§ Task details:
Copy out every line from the records that includes "tangseng".

(Items from a data source)

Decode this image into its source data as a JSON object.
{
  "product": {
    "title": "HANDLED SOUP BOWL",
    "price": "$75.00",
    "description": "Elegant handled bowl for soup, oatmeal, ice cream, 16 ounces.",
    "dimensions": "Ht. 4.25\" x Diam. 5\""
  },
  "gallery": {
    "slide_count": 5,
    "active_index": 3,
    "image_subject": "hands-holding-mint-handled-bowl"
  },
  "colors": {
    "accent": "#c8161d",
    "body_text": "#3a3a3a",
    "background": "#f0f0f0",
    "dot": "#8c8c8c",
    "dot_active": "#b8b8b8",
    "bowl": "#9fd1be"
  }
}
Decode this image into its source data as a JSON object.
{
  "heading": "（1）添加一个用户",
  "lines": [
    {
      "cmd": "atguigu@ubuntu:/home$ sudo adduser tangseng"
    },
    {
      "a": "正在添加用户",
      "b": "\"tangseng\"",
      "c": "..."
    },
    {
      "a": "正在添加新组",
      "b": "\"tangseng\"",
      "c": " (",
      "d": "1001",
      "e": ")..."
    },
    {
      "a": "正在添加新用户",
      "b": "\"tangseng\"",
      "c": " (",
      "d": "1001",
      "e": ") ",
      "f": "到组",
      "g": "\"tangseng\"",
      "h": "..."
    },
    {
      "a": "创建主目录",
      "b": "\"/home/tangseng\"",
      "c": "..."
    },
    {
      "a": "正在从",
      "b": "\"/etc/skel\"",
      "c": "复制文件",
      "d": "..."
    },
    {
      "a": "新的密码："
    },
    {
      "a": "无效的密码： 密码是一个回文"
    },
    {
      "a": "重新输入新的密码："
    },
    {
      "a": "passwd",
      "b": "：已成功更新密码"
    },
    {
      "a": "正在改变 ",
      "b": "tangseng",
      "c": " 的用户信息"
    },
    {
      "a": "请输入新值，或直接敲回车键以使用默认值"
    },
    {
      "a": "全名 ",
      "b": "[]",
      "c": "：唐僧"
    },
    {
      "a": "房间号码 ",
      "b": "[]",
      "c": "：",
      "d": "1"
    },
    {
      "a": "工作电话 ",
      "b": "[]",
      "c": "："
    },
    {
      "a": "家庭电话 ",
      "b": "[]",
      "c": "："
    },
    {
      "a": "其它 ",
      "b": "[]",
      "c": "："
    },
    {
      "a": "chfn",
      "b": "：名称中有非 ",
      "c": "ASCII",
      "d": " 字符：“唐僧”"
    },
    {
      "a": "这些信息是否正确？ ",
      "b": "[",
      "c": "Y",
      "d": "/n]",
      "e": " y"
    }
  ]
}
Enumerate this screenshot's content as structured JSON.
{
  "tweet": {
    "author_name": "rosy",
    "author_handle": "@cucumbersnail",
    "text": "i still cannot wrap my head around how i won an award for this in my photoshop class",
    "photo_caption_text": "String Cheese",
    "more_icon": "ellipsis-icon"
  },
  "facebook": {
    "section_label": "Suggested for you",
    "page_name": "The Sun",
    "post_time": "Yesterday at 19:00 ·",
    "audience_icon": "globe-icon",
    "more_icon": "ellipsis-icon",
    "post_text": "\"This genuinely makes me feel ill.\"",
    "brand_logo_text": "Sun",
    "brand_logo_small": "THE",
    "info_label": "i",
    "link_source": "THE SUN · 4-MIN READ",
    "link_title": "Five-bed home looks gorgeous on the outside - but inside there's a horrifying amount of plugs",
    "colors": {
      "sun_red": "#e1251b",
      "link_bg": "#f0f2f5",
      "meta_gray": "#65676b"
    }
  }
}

§ Answer area:
      "cmd": "atguigu@ubuntu:/home$ sudo adduser tangseng"
      "b": "\"tangseng\"",
      "b": "\"tangseng\"",
      "b": "\"tangseng\"",
      "g": "\"tangseng\"",
      "b": "\"/home/tangseng\"",
      "b": "tangseng",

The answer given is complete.